10. The special issue on future dangerousness was codified under Article 37.071(b)(2) of the 1990 version of the Texas Code of Criminal Procedure under which appellant was sentenced. See n. 2, supra.
11. The relevant testimony of Dr. Richard Coons is as follows:Prosecution: Doctor, do you have an opinion as to whether that person would be a continuing threat to society even if you define society as a prison system?Dr. Coons: Yes.Prosecution: What is your opinion, sir?Dr. Coons: It is my opinion that there is a probability that that person would pose a continuing threat to society through violent acts.Prosecution: How does that your-how does your-how does that include or exclude whether or not he spends time in the penitentiary?Dr. Coons: Well, the penitentiary is known for violence. There are many violent acts that occur there. It's sort of an intimidating, in-your-face kind of situation; and people are-that's one of the mediums of exchange is intimidation, humiliation, and so forth.

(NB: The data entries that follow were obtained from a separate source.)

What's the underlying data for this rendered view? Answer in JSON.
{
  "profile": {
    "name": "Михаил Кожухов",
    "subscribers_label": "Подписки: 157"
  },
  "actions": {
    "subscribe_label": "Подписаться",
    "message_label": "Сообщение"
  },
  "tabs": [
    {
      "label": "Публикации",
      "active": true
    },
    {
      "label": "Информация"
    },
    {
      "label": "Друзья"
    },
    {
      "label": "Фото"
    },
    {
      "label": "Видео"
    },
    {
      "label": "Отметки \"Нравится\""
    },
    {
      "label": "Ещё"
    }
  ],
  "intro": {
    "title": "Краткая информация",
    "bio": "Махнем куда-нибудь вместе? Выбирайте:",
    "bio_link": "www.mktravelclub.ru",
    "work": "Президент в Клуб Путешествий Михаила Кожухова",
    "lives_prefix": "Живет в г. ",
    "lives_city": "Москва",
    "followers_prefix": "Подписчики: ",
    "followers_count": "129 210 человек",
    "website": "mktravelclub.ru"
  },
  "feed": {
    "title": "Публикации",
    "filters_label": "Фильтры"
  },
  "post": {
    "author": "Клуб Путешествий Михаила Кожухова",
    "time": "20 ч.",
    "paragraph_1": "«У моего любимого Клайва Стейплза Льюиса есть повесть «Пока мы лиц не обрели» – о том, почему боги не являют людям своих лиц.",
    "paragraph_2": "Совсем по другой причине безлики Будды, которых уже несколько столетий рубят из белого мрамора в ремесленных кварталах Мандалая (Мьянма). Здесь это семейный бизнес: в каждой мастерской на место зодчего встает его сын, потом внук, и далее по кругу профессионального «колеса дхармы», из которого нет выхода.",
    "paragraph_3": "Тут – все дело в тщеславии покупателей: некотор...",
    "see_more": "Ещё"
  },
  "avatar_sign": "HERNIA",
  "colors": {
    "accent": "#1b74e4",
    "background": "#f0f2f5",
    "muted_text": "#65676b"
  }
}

12. The relevant portion of Dr. Schmitt's cross-exam is as follows:Prosecution: Are you aware of prison violence?Dr. Schmitt: Am I aware that it exists.Prosecution: Yes.Dr. Schmitt: Yes, sir.Prosecution: People get killed in the penitentiary, don't they?Dr. Schmitt: They do.Prosecution: By people capable of violence?Dr. Schmitt: Yes, sir.Prosecution: And the prison environment and the guards don't-can't possibly stop it can they?Dr. Schmitt: No, sir, not 100 percent.Prosecution: People get humiliated in the penitentiary. That's not some wonderful place where everyone is glorified or held up, is it?Dr. Schmitt: No, it isn't.Prosecution: People are capable of being humiliated there just as they are capable of being humiliated, or insulted, or provoked in our society; isn't that true?Dr. Schmitt: They are.
13. Please note, the defendant was sentenced under the 1990 version of Article 37.071. See n. 2, supra.
2. The following exchange occurred:[Prosecutor]. And were you able to interview the Defendant and evaluate the Defendant?[State's expert]. I spoke with [appellant] about 30 minutes, and he gave me some basic information ․ but he basically declined to be evaluated.Q. Did you inquire as to why he didn't want to be evaluated?A. I did. * * * * * *Q. What did he tell you as a reason for not being willing to be evaluated?A. That I was hired by the prosecution and probably would not be fair and that it was unlikely my evaluation would help him.
1. In fact, since there was no preclusion of appellant's presentation of Dr. Schmitt's testimony, the entirety of the majority's discussion about such preclusion being an appropriate sanction for not submitting to a forced and compelled interrogation by a State's psychiatric expert appears to be utter obiter dictum.
KELLER, Judge.* FN* Most of this opinion was prepared by Judge Bill White prior to his retirement from the Court.